▸ **What you should do**:
Could each record be written out again exactly as it stands?

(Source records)

------

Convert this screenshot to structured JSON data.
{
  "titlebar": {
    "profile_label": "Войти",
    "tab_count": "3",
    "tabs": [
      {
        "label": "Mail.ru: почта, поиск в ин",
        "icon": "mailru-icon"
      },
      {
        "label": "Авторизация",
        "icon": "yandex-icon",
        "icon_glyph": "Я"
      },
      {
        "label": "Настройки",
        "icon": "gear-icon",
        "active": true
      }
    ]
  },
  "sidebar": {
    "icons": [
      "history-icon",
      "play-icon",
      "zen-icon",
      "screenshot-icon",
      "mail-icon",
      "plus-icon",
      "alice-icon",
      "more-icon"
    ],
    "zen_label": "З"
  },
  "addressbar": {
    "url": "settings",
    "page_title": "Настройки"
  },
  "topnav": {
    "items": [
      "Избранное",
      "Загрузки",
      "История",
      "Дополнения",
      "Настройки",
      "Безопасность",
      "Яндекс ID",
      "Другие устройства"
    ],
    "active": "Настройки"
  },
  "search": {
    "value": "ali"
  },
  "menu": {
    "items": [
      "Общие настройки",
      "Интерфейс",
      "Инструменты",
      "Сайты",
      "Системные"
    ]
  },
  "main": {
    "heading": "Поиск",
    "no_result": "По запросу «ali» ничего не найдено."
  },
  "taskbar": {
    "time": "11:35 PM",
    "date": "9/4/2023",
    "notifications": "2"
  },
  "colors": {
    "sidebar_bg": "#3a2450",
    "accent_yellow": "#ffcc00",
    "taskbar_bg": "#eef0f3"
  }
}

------

▸ **Output of the exercise**:
Convert this screenshot to structured JSON data.
{
  "titlebar": {
    "profile_label": "Войти",
    "tab_count": "3",
    "tabs": [
      {
        "label": "Mail.ru: почта, поиск в ин",
        "icon": "mailru-icon"
      },
      {
        "label": "Авторизация",
        "icon": "yandex-icon",
        "icon_glyph": "Я"
      },
      {
        "label": "Настройки",
        "icon": "gear-icon",
        "active": true
      }
    ]
  },
  "sidebar": {
    "icons": [
      "history-icon",
      "play-icon",
      "zen-icon",
      "screenshot-icon",
      "mail-icon",
      "plus-icon",
      "alice-icon",
      "more-icon"
    ],
    "zen_label": "З"
  },
  "addressbar": {
    "url": "settings",
    "page_title": "Настройки"
  },
  "topnav": {
    "items": [
      "Избранное",
      "Загрузки",
      "История",
      "Дополнения",
      "Настройки",
      "Безопасность",
      "Яндекс ID",
      "Другие устройства"
    ],
    "active": "Настройки"
  },
  "search": {
    "value": "ali"
  },
  "menu": {
    "items": [
      "Общие настройки",
      "Интерфейс",
      "Инструменты",
      "Сайты",
      "Системные"
    ]
  },
  "main": {
    "heading": "Поиск",
    "no_result": "По запросу «ali» ничего не найдено."
  },
  "taskbar": {
    "time": "11:35 PM",
    "date": "9/4/2023",
    "notifications": "2"
  },
  "colors": {
    "sidebar_bg": "#3a2450",
    "accent_yellow": "#ffcc00",
    "taskbar_bg": "#eef0f3"
  }
}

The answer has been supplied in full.